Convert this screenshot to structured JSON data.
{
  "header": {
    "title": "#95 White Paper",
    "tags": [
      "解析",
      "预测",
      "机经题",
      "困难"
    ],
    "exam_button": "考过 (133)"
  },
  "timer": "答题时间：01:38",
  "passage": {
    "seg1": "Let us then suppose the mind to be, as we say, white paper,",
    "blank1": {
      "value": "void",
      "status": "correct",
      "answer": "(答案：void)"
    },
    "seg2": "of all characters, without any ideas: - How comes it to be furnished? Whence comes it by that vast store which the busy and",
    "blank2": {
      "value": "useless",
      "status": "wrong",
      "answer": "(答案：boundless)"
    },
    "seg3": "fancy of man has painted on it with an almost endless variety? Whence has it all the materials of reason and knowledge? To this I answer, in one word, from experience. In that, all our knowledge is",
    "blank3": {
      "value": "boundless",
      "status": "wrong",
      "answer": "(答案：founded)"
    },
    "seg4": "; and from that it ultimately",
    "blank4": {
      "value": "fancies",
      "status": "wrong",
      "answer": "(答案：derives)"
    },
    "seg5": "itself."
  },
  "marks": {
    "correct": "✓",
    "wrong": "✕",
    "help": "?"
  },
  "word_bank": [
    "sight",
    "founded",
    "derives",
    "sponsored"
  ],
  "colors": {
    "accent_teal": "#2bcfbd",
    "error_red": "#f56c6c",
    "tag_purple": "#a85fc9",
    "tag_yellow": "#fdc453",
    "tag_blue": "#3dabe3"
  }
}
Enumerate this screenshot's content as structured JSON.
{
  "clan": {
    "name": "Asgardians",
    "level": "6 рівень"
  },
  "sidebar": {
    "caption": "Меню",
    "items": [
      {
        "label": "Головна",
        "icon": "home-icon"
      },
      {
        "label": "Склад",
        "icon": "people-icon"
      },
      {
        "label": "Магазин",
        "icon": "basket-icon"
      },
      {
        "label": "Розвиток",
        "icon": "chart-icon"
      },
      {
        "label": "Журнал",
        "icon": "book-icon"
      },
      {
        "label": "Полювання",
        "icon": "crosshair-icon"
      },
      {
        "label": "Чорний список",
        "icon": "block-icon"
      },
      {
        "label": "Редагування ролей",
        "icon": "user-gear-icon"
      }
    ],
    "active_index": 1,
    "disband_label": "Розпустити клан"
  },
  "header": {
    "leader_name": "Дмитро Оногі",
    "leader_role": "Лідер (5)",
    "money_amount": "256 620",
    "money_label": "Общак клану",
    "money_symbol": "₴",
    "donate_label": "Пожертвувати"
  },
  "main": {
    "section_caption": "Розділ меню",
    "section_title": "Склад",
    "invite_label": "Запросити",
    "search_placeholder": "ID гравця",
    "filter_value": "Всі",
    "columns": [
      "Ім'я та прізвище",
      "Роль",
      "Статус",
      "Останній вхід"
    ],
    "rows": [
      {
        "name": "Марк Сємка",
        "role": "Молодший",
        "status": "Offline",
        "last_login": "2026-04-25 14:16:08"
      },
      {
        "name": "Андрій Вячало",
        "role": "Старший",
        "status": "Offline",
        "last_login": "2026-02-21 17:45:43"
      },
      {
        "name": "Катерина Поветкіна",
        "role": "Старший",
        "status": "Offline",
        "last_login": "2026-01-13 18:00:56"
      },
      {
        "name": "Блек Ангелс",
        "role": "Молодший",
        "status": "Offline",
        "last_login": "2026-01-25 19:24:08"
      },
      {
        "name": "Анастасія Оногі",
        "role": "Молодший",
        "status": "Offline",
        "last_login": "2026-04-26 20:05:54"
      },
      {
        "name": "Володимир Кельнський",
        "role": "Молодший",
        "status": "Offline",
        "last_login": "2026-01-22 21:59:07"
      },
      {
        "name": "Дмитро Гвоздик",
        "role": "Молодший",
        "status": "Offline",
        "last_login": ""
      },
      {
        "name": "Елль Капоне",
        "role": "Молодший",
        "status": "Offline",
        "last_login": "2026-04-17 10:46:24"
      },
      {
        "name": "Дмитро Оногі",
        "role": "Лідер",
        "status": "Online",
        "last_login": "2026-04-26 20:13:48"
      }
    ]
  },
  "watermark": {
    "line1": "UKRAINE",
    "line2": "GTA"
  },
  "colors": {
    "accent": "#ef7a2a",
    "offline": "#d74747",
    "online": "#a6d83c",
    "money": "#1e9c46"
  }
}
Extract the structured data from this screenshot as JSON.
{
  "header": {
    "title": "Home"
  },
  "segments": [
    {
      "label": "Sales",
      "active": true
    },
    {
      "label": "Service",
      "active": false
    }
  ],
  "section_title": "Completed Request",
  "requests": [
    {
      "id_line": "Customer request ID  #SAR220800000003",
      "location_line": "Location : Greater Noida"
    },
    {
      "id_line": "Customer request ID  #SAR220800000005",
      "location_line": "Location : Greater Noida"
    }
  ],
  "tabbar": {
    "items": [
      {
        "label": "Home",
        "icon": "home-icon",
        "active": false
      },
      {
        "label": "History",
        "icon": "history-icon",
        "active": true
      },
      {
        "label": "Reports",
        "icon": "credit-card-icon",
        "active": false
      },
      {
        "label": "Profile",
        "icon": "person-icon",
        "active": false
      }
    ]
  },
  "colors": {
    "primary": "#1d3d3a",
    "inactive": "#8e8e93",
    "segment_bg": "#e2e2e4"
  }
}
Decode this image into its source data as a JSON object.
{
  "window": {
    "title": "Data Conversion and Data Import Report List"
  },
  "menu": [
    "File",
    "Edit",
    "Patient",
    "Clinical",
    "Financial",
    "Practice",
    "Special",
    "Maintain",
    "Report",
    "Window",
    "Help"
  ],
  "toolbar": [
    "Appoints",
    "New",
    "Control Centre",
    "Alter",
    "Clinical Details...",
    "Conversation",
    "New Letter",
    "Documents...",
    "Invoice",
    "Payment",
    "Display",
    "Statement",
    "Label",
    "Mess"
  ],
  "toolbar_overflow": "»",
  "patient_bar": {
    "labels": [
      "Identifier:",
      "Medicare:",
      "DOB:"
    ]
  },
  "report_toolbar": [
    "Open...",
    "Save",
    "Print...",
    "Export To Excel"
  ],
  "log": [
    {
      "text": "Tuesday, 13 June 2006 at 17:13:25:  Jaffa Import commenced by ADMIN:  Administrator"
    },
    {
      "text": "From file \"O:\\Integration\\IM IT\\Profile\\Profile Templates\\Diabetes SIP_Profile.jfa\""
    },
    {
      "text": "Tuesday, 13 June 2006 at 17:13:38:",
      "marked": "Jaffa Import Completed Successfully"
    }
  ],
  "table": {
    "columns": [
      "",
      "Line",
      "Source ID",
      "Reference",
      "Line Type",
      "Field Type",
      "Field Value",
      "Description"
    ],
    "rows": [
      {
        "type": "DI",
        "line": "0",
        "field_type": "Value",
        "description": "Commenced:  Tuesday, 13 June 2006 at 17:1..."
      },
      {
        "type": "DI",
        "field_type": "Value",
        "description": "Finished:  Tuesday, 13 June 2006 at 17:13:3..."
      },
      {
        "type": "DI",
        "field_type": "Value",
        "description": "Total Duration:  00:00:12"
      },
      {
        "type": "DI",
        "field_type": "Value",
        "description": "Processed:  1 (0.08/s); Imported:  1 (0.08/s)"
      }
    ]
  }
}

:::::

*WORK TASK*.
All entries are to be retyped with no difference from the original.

*EXERCISE RESPONSE*.
Convert this screenshot to structured JSON data.
{
  "header": {
    "title": "#95 White Paper",
    "tags": [
      "解析",
      "预测",
      "机经题",
      "困难"
    ],
    "exam_button": "考过 (133)"
  },
  "timer": "答题时间：01:38",
  "passage": {
    "seg1": "Let us then suppose the mind to be, as we say, white paper,",
    "blank1": {
      "value": "void",
      "status": "correct",
      "answer": "(答案：void)"
    },
    "seg2": "of all characters, without any ideas: - How comes it to be furnished? Whence comes it by that vast store which the busy and",
    "blank2": {
      "value": "useless",
      "status": "wrong",
      "answer": "(答案：boundless)"
    },
    "seg3": "fancy of man has painted on it with an almost endless variety? Whence has it all the materials of reason and knowledge? To this I answer, in one word, from experience. In that, all our knowledge is",
    "blank3": {
      "value": "boundless",
      "status": "wrong",
      "answer": "(答案：founded)"
    },
    "seg4": "; and from that it ultimately",
    "blank4": {
      "value": "fancies",
      "status": "wrong",
      "answer": "(答案：derives)"
    },
    "seg5": "itself."
  },
  "marks": {
    "correct": "✓",
    "wrong": "✕",
    "help": "?"
  },
  "word_bank": [
    "sight",
    "founded",
    "derives",
    "sponsored"
  ],
  "colors": {
    "accent_teal": "#2bcfbd",
    "error_red": "#f56c6c",
    "tag_purple": "#a85fc9",
    "tag_yellow": "#fdc453",
    "tag_blue": "#3dabe3"
  }
}
Enumerate this screenshot's content as structured JSON.
{
  "clan": {
    "name": "Asgardians",
    "level": "6 рівень"
  },
  "sidebar": {
    "caption": "Меню",
    "items": [
      {
        "label": "Головна",
        "icon": "home-icon"
      },
      {
        "label": "Склад",
        "icon": "people-icon"
      },
      {
        "label": "Магазин",
        "icon": "basket-icon"
      },
      {
        "label": "Розвиток",
        "icon": "chart-icon"
      },
      {
        "label": "Журнал",
        "icon": "book-icon"
      },
      {
        "label": "Полювання",
        "icon": "crosshair-icon"
      },
      {
        "label": "Чорний список",
        "icon": "block-icon"
      },
      {
        "label": "Редагування ролей",
        "icon": "user-gear-icon"
      }
    ],
    "active_index": 1,
    "disband_label": "Розпустити клан"
  },
  "header": {
    "leader_name": "Дмитро Оногі",
    "leader_role": "Лідер (5)",
    "money_amount": "256 620",
    "money_label": "Общак клану",
    "money_symbol": "₴",
    "donate_label": "Пожертвувати"
  },
  "main": {
    "section_caption": "Розділ меню",
    "section_title": "Склад",
    "invite_label": "Запросити",
    "search_placeholder": "ID гравця",
    "filter_value": "Всі",
    "columns": [
      "Ім'я та прізвище",
      "Роль",
      "Статус",
      "Останній вхід"
    ],
    "rows": [
      {
        "name": "Марк Сємка",
        "role": "Молодший",
        "status": "Offline",
        "last_login": "2026-04-25 14:16:08"
      },
      {
        "name": "Андрій Вячало",
        "role": "Старший",
        "status": "Offline",
        "last_login": "2026-02-21 17:45:43"
      },
      {
        "name": "Катерина Поветкіна",
        "role": "Старший",
        "status": "Offline",
        "last_login": "2026-01-13 18:00:56"
      },
      {
        "name": "Блек Ангелс",
        "role": "Молодший",
        "status": "Offline",
        "last_login": "2026-01-25 19:24:08"
      },
      {
        "name": "Анастасія Оногі",
        "role": "Молодший",
        "status": "Offline",
        "last_login": "2026-04-26 20:05:54"
      },
      {
        "name": "Володимир Кельнський",
        "role": "Молодший",
        "status": "Offline",
        "last_login": "2026-01-22 21:59:07"
      },
      {
        "name": "Дмитро Гвоздик",
        "role": "Молодший",
        "status": "Offline",
        "last_login": ""
      },
      {
        "name": "Елль Капоне",
        "role": "Молодший",
        "status": "Offline",
        "last_login": "2026-04-17 10:46:24"
      },
      {
        "name": "Дмитро Оногі",
        "role": "Лідер",
        "status": "Online",
        "last_login": "2026-04-26 20:13:48"
      }
    ]
  },
  "watermark": {
    "line1": "UKRAINE",
    "line2": "GTA"
  },
  "colors": {
    "accent": "#ef7a2a",
    "offline": "#d74747",
    "online": "#a6d83c",
    "money": "#1e9c46"
  }
}
Extract the structured data from this screenshot as JSON.
{
  "header": {
    "title": "Home"
  },
  "segments": [
    {
      "label": "Sales",
      "active": true
    },
    {
      "label": "Service",
      "active": false
    }
  ],
  "section_title": "Completed Request",
  "requests": [
    {
      "id_line": "Customer request ID  #SAR220800000003",
      "location_line": "Location : Greater Noida"
    },
    {
      "id_line": "Customer request ID  #SAR220800000005",
      "location_line": "Location : Greater Noida"
    }
  ],
  "tabbar": {
    "items": [
      {
        "label": "Home",
        "icon": "home-icon",
        "active": false
      },
      {
        "label": "History",
        "icon": "history-icon",
        "active": true
      },
      {
        "label": "Reports",
        "icon": "credit-card-icon",
        "active": false
      },
      {
        "label": "Profile",
        "icon": "person-icon",
        "active": false
      }
    ]
  },
  "colors": {
    "primary": "#1d3d3a",
    "inactive": "#8e8e93",
    "segment_bg": "#e2e2e4"
  }
}
Decode this image into its source data as a JSON object.
{
  "window": {
    "title": "Data Conversion and Data Import Report List"
  },
  "menu": [
    "File",
    "Edit",
    "Patient",
    "Clinical",
    "Financial",
    "Practice",
    "Special",
    "Maintain",
    "Report",
    "Window",
    "Help"
  ],
  "toolbar": [
    "Appoints",
    "New",
    "Control Centre",
    "Alter",
    "Clinical Details...",
    "Conversation",
    "New Letter",
    "Documents...",
    "Invoice",
    "Payment",
    "Display",
    "Statement",
    "Label",
    "Mess"
  ],
  "toolbar_overflow": "»",
  "patient_bar": {
    "labels": [
      "Identifier:",
      "Medicare:",
      "DOB:"
    ]
  },
  "report_toolbar": [
    "Open...",
    "Save",
    "Print...",
    "Export To Excel"
  ],
  "log": [
    {
      "text": "Tuesday, 13 June 2006 at 17:13:25:  Jaffa Import commenced by ADMIN:  Administrator"
    },
    {
      "text": "From file \"O:\\Integration\\IM IT\\Profile\\Profile Templates\\Diabetes SIP_Profile.jfa\""
    },
    {
      "text": "Tuesday, 13 June 2006 at 17:13:38:",
      "marked": "Jaffa Import Completed Successfully"
    }
  ],
  "table": {
    "columns": [
      "",
      "Line",
      "Source ID",
      "Reference",
      "Line Type",
      "Field Type",
      "Field Value",
      "Description"
    ],
    "rows": [
      {
        "type": "DI",
        "line": "0",
        "field_type": "Value",
        "description": "Commenced:  Tuesday, 13 June 2006 at 17:1..."
      },
      {
        "type": "DI",
        "field_type": "Value",
        "description": "Finished:  Tuesday, 13 June 2006 at 17:13:3..."
      },
      {
        "type": "DI",
        "field_type": "Value",
        "description": "Total Duration:  00:00:12"
      },
      {
        "type": "DI",
        "field_type": "Value",
        "description": "Processed:  1 (0.08/s); Imported:  1 (0.08/s)"
      }
    ]
  }
}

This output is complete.